§ Requirement
Write the records out once more. Leave each line exactly as given.

App and web page records:

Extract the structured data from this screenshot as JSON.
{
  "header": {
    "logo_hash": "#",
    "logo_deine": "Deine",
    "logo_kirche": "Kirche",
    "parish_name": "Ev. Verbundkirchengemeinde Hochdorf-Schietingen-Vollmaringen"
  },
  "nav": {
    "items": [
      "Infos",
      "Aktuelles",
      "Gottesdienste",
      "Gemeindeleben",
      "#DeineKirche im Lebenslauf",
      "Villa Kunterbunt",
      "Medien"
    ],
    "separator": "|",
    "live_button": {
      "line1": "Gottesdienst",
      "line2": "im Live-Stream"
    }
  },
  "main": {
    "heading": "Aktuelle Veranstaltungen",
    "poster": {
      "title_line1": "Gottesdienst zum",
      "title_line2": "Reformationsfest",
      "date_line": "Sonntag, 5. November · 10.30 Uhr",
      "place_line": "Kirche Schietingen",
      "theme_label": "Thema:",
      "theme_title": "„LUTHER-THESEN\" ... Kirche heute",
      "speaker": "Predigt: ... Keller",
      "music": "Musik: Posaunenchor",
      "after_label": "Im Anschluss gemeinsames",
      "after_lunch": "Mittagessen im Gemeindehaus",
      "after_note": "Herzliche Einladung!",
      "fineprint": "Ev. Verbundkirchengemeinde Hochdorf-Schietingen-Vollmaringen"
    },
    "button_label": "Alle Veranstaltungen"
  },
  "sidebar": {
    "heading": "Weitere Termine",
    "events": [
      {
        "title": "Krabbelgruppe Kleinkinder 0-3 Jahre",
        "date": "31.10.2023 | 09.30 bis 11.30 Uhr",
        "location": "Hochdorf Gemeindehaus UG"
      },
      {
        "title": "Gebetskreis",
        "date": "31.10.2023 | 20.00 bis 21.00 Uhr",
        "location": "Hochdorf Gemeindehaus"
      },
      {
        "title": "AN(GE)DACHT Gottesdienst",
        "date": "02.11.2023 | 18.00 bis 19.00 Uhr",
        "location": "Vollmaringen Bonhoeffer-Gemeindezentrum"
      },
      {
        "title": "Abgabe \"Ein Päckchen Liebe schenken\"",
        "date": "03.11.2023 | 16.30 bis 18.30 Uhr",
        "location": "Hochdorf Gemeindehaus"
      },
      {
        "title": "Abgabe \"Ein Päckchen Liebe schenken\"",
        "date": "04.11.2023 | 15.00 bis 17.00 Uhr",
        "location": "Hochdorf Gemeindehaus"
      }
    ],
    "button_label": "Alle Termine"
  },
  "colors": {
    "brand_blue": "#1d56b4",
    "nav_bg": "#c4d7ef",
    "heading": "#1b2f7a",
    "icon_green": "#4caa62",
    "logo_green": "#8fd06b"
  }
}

§ Exercise solution
Extract the structured data from this screenshot as JSON.
{
  "header": {
    "logo_hash": "#",
    "logo_deine": "Deine",
    "logo_kirche": "Kirche",
    "parish_name": "Ev. Verbundkirchengemeinde Hochdorf-Schietingen-Vollmaringen"
  },
  "nav": {
    "items": [
      "Infos",
      "Aktuelles",
      "Gottesdienste",
      "Gemeindeleben",
      "#DeineKirche im Lebenslauf",
      "Villa Kunterbunt",
      "Medien"
    ],
    "separator": "|",
    "live_button": {
      "line1": "Gottesdienst",
      "line2": "im Live-Stream"
    }
  },
  "main": {
    "heading": "Aktuelle Veranstaltungen",
    "poster": {
      "title_line1": "Gottesdienst zum",
      "title_line2": "Reformationsfest",
      "date_line": "Sonntag, 5. November · 10.30 Uhr",
      "place_line": "Kirche Schietingen",
      "theme_label": "Thema:",
      "theme_title": "„LUTHER-THESEN\" ... Kirche heute",
      "speaker": "Predigt: ... Keller",
      "music": "Musik: Posaunenchor",
      "after_label": "Im Anschluss gemeinsames",
      "after_lunch": "Mittagessen im Gemeindehaus",
      "after_note": "Herzliche Einladung!",
      "fineprint": "Ev. Verbundkirchengemeinde Hochdorf-Schietingen-Vollmaringen"
    },
    "button_label": "Alle Veranstaltungen"
  },
  "sidebar": {
    "heading": "Weitere Termine",
    "events": [
      {
        "title": "Krabbelgruppe Kleinkinder 0-3 Jahre",
        "date": "31.10.2023 | 09.30 bis 11.30 Uhr",
        "location": "Hochdorf Gemeindehaus UG"
      },
      {
        "title": "Gebetskreis",
        "date": "31.10.2023 | 20.00 bis 21.00 Uhr",
        "location": "Hochdorf Gemeindehaus"
      },
      {
        "title": "AN(GE)DACHT Gottesdienst",
        "date": "02.11.2023 | 18.00 bis 19.00 Uhr",
        "location": "Vollmaringen Bonhoeffer-Gemeindezentrum"
      },
      {
        "title": "Abgabe \"Ein Päckchen Liebe schenken\"",
        "date": "03.11.2023 | 16.30 bis 18.30 Uhr",
        "location": "Hochdorf Gemeindehaus"
      },
      {
        "title": "Abgabe \"Ein Päckchen Liebe schenken\"",
        "date": "04.11.2023 | 15.00 bis 17.00 Uhr",
        "location": "Hochdorf Gemeindehaus"
      }
    ],
    "button_label": "Alle Termine"
  },
  "colors": {
    "brand_blue": "#1d56b4",
    "nav_bg": "#c4d7ef",
    "heading": "#1b2f7a",
    "icon_green": "#4caa62",
    "logo_green": "#8fd06b"
  }
}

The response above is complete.